President Biden authorized a takedown “as soon as the mission could be accomplished without undue risk to American lives under the balloon’s path,” Defense Secretary Lloyd Austin would later say in a statement. Secretary of State Antony Blinken summoned the senior-most official at the Chinese Embassy in Washington.

Thursday, Feb. 2: U.S. officials disclosed to the public that the balloon had been flying over the mainland United States for several days. Brig. Gen. Patrick Ryder, a Pentagon spokesman, told reporters it was traveling at an altitude “well above commercial air traffic and does not present a military or physical threat to people on the ground.”

Friday, Feb. 3: The balloon was spotted by civilians as it flew over Kansas and Missouri. China’s Foreign Ministry said in a statement that the “airship” was a weather balloon that had strayed from its intended course into the United States “due to the influence of westerly winds and its limited control capacity,” adding that “China regrets that the airship strayed into the United States by mistake.”

Blinken postponed his visit to Beijing hours before he was scheduled to depart, telling China’s foreign affairs chief that the “surveillance balloon” had “undermined” the purpose of the trip, according to State Department spokesman Ned Price.

In response, a spokesperson for the Chinese Foreign Ministry accused some politicians and media organizations of having “hyped” the incident to “smear China.”

The North American Aerospace Defense Command said on Friday that it was tracking a balloon in Canada that was thought to be of Chinese origin. Another Chinese spy balloon was also spotted over Latin America on Friday, the Pentagon confirmed.


Saturday, Feb. 4: The U.S. military shot down the balloon as it hovered over the Atlantic Ocean off the South Carolina coast, using a missile fired from an F-22 Raptor. The balloon had been flying about 60,000 to 65,000 feet high. The Federal Aviation Administration ordered ground stops for flights in parts of North Carolina and South Carolina shortly before shooting down the balloon.

The same day, U.S. officials disclosed that the balloon’s path had taken it over several U.S. military installations, The Post reported, and that the administration had taken steps to stop it from collecting information that could undermine national security.
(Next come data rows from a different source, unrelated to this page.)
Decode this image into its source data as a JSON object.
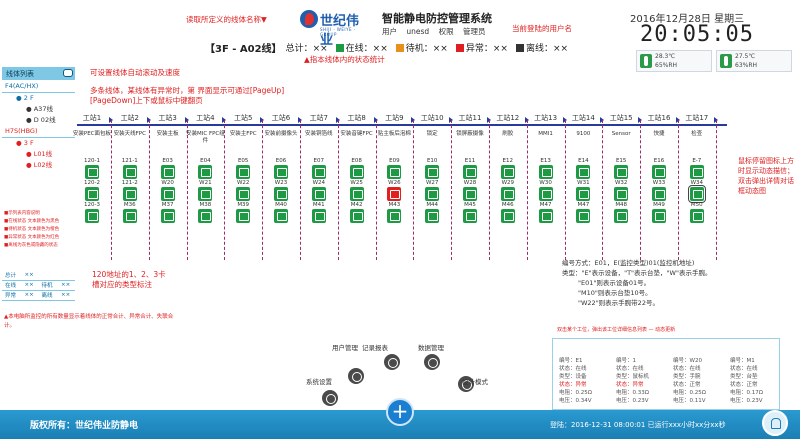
{
  "header": {
    "logo_text": "世纪伟业",
    "logo_sub": "SHIJI · WEIYE · GROUP",
    "system_title": "智能静电防控管理系统",
    "menu": [
      "用户",
      "unesd",
      "权限",
      "管理员"
    ],
    "annotation_left": "读取所定义的线体名称▼",
    "annotation_right": "当前登陆的用户名",
    "date": "2016年12月28日 星期三",
    "time": "20:05:05",
    "sensors": [
      {
        "temp": "28.3℃",
        "humid": "65%RH"
      },
      {
        "temp": "27.5℃",
        "humid": "63%RH"
      }
    ]
  },
  "status": {
    "line_name": "【3F - A02线】",
    "total": "总计：××",
    "online": "在线：××",
    "standby": "待机：××",
    "abnormal": "异常：××",
    "offline": "离线：××",
    "colors": {
      "online": "#1e9a45",
      "standby": "#e8901a",
      "abnormal": "#e02020",
      "offline": "#333333"
    },
    "annotation": "▲指本线体内的状态统计"
  },
  "sidebar": {
    "title": "线体列表",
    "tree": [
      {
        "label": "F4(AC/HX)",
        "level": "grp"
      },
      {
        "label": "● 2 F",
        "level": "lv1"
      },
      {
        "label": "● A37线",
        "level": "lv2"
      },
      {
        "label": "● D 02线",
        "level": "lv2"
      },
      {
        "label": "H7S(HBG)",
        "level": "grp"
      },
      {
        "label": "● 3 F",
        "level": "lv1"
      },
      {
        "label": "● L01线",
        "level": "lv2"
      },
      {
        "label": "● L02线",
        "level": "lv2"
      }
    ],
    "notes": [
      "■示列表内容说明",
      "■在线状态  文本颜色为黑色",
      "■待机状态  文本颜色为橙色",
      "■异常状态  文本颜色为红色",
      "■离线为灰色或隐藏的状态"
    ],
    "stats": [
      {
        "a": "总计",
        "b": "××"
      },
      {
        "a": "在线",
        "b": "××",
        "c": "待机",
        "d": "××"
      },
      {
        "a": "异常",
        "b": "××",
        "c": "离线",
        "d": "××"
      }
    ],
    "stats_annotation": "▲本电脑所监控的所有数量显示着线体的正常合计、异常合计、失联合计。"
  },
  "annotations": {
    "scroll": "可设置线体自动滚动及速度",
    "paging": "多条线体，某线体有异常时，第    界面显示可通过[PageUp][PageDown]上下或鼠标中键翻页",
    "slot": "120地址的1、2、3卡槽对应的类型标注",
    "hover": "鼠标停留图标上方时显示动态描信；双击弹出详情对话框动态图"
  },
  "stations": [
    {
      "name": "工站1",
      "desc": "安装PEC面包板",
      "devices": [
        {
          "label": "120-1",
          "st": "ok"
        },
        {
          "label": "120-2",
          "st": "ok"
        },
        {
          "label": "120-3",
          "st": "ok"
        }
      ]
    },
    {
      "name": "工站2",
      "desc": "安装天线FPC",
      "devices": [
        {
          "label": "121-1",
          "st": "ok"
        },
        {
          "label": "121-2",
          "st": "ok"
        },
        {
          "label": "M36",
          "st": "ok"
        }
      ]
    },
    {
      "name": "工站3",
      "desc": "安装主板",
      "devices": [
        {
          "label": "E03",
          "st": "ok"
        },
        {
          "label": "W20",
          "st": "ok"
        },
        {
          "label": "M37",
          "st": "ok"
        }
      ]
    },
    {
      "name": "工站4",
      "desc": "安装MIC FPC组件",
      "devices": [
        {
          "label": "E04",
          "st": "ok"
        },
        {
          "label": "W21",
          "st": "ok"
        },
        {
          "label": "M38",
          "st": "ok"
        }
      ]
    },
    {
      "name": "工站5",
      "desc": "安装主FPC",
      "devices": [
        {
          "label": "E05",
          "st": "ok"
        },
        {
          "label": "W22",
          "st": "ok"
        },
        {
          "label": "M39",
          "st": "ok"
        }
      ]
    },
    {
      "name": "工站6",
      "desc": "安装前摄像头",
      "devices": [
        {
          "label": "E06",
          "st": "ok"
        },
        {
          "label": "W23",
          "st": "ok"
        },
        {
          "label": "M40",
          "st": "ok"
        }
      ]
    },
    {
      "name": "工站7",
      "desc": "安装铜箔线",
      "devices": [
        {
          "label": "E07",
          "st": "ok"
        },
        {
          "label": "W24",
          "st": "ok"
        },
        {
          "label": "M41",
          "st": "ok"
        }
      ]
    },
    {
      "name": "工站8",
      "desc": "安装音键FPC",
      "devices": [
        {
          "label": "E08",
          "st": "ok"
        },
        {
          "label": "W25",
          "st": "ok"
        },
        {
          "label": "M42",
          "st": "ok"
        }
      ]
    },
    {
      "name": "工站9",
      "desc": "贴主板后泡棉",
      "devices": [
        {
          "label": "E09",
          "st": "ok"
        },
        {
          "label": "W26",
          "st": "err"
        },
        {
          "label": "M43",
          "st": "ok"
        }
      ]
    },
    {
      "name": "工站10",
      "desc": "锁定",
      "devices": [
        {
          "label": "E10",
          "st": "ok"
        },
        {
          "label": "W27",
          "st": "ok"
        },
        {
          "label": "M44",
          "st": "ok"
        }
      ]
    },
    {
      "name": "工站11",
      "desc": "锁屏蔽摄像",
      "devices": [
        {
          "label": "E11",
          "st": "ok"
        },
        {
          "label": "W28",
          "st": "ok"
        },
        {
          "label": "M45",
          "st": "ok"
        }
      ]
    },
    {
      "name": "工站12",
      "desc": "刷胶",
      "devices": [
        {
          "label": "E12",
          "st": "ok"
        },
        {
          "label": "W29",
          "st": "ok"
        },
        {
          "label": "M46",
          "st": "ok"
        }
      ]
    },
    {
      "name": "工站13",
      "desc": "MMI1",
      "devices": [
        {
          "label": "E13",
          "st": "ok"
        },
        {
          "label": "W30",
          "st": "ok"
        },
        {
          "label": "M47",
          "st": "ok"
        }
      ]
    },
    {
      "name": "工站14",
      "desc": "9100",
      "devices": [
        {
          "label": "E14",
          "st": "ok"
        },
        {
          "label": "W31",
          "st": "ok"
        },
        {
          "label": "M47",
          "st": "ok"
        }
      ]
    },
    {
      "name": "工站15",
      "desc": "Sensor",
      "devices": [
        {
          "label": "E15",
          "st": "ok"
        },
        {
          "label": "W32",
          "st": "ok"
        },
        {
          "label": "M48",
          "st": "ok"
        }
      ]
    },
    {
      "name": "工站16",
      "desc": "快捷",
      "devices": [
        {
          "label": "E16",
          "st": "ok"
        },
        {
          "label": "W33",
          "st": "ok"
        },
        {
          "label": "M49",
          "st": "ok"
        }
      ]
    },
    {
      "name": "工站17",
      "desc": "检查",
      "devices": [
        {
          "label": "E-7",
          "st": "ok"
        },
        {
          "label": "W34",
          "st": "sel"
        },
        {
          "label": "M50",
          "st": "ok"
        }
      ]
    }
  ],
  "legend_block": [
    "编号方式：E01，E(监控类型)01(监控机地址)",
    "类型：\"E\"表示设备，\"T\"表示台垫，\"W\"表示手腕。",
    "\"E01\"则表示设备01号。",
    "\"M10\"则表示台垫10号。",
    "\"W22\"则表示手腕带22号。"
  ],
  "popup": {
    "caption": "双击某个工位，弹出该工位详细信息列表 — 动态更新",
    "cols": [
      [
        "编号：E1",
        "状态：在线",
        "类型：设备",
        "状态：异常",
        "电阻：0.25Ω",
        "电压：0.34V"
      ],
      [
        "编号：1",
        "状态：在线",
        "类型：鼠标机",
        "状态：异常",
        "电阻：0.33Ω",
        "电压：0.23V"
      ],
      [
        "编号：W20",
        "状态：在线",
        "类型：手腕",
        "状态：正常",
        "电阻：0.25Ω",
        "电压：0.11V"
      ],
      [
        "编号：M1",
        "状态：在线",
        "类型：台垫",
        "状态：正常",
        "电阻：0.17Ω",
        "电压：0.23V"
      ]
    ]
  },
  "nav": {
    "items": [
      "系统设置",
      "用户管理",
      "记录报表",
      "数据管理",
      "设计模式"
    ],
    "plus": "+"
  },
  "footer": {
    "copyright": "版权所有：世纪伟业防静电",
    "login": "登陆：2016-12-31  08:00:01  已运行xxx小时xx分xx秒"
  }
}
Video of the takedown shows the missile approaching the balloon in clear blue skies as spectators cheer and shout, “Get it!”

The Washington Post’s Ellen Nakashima, Alex Horton, Dan Lamothe and Rosalind S. Helderman contributed to this report.